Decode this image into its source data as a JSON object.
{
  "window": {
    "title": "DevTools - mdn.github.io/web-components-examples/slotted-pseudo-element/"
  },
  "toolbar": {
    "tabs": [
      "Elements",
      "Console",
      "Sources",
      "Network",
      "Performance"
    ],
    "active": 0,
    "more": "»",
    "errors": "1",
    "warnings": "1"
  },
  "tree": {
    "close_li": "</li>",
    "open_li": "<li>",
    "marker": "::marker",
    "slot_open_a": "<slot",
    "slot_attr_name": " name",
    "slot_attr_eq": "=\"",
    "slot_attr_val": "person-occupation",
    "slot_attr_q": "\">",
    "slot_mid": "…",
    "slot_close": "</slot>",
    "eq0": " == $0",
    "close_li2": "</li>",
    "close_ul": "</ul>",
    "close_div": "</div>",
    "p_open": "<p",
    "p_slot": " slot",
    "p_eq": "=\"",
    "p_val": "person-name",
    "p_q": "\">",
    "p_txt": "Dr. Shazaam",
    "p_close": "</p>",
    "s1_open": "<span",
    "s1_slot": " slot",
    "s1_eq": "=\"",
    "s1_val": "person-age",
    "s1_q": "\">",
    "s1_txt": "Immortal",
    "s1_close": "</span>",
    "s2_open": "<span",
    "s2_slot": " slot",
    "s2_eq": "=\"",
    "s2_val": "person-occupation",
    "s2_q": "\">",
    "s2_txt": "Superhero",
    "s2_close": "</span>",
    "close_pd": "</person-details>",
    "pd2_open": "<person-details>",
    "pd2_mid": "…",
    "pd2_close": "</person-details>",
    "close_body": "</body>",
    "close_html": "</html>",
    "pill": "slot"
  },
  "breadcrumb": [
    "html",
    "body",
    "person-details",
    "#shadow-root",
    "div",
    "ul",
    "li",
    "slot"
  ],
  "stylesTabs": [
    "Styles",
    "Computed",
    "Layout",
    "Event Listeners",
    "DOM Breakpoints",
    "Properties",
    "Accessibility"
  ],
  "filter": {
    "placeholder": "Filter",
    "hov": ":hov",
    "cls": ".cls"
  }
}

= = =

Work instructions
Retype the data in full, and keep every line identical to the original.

Exercise response
Decode this image into its source data as a JSON object.
{
  "window": {
    "title": "DevTools - mdn.github.io/web-components-examples/slotted-pseudo-element/"
  },
  "toolbar": {
    "tabs": [
      "Elements",
      "Console",
      "Sources",
      "Network",
      "Performance"
    ],
    "active": 0,
    "more": "»",
    "errors": "1",
    "warnings": "1"
  },
  "tree": {
    "close_li": "</li>",
    "open_li": "<li>",
    "marker": "::marker",
    "slot_open_a": "<slot",
    "slot_attr_name": " name",
    "slot_attr_eq": "=\"",
    "slot_attr_val": "person-occupation",
    "slot_attr_q": "\">",
    "slot_mid": "…",
    "slot_close": "</slot>",
    "eq0": " == $0",
    "close_li2": "</li>",
    "close_ul": "</ul>",
    "close_div": "</div>",
    "p_open": "<p",
    "p_slot": " slot",
    "p_eq": "=\"",
    "p_val": "person-name",
    "p_q": "\">",
    "p_txt": "Dr. Shazaam",
    "p_close": "</p>",
    "s1_open": "<span",
    "s1_slot": " slot",
    "s1_eq": "=\"",
    "s1_val": "person-age",
    "s1_q": "\">",
    "s1_txt": "Immortal",
    "s1_close": "</span>",
    "s2_open": "<span",
    "s2_slot": " slot",
    "s2_eq": "=\"",
    "s2_val": "person-occupation",
    "s2_q": "\">",
    "s2_txt": "Superhero",
    "s2_close": "</span>",
    "close_pd": "</person-details>",
    "pd2_open": "<person-details>",
    "pd2_mid": "…",
    "pd2_close": "</person-details>",
    "close_body": "</body>",
    "close_html": "</html>",
    "pill": "slot"
  },
  "breadcrumb": [
    "html",
    "body",
    "person-details",
    "#shadow-root",
    "div",
    "ul",
    "li",
    "slot"
  ],
  "stylesTabs": [
    "Styles",
    "Computed",
    "Layout",
    "Event Listeners",
    "DOM Breakpoints",
    "Properties",
    "Accessibility"
  ],
  "filter": {
    "placeholder": "Filter",
    "hov": ":hov",
    "cls": ".cls"
  }
}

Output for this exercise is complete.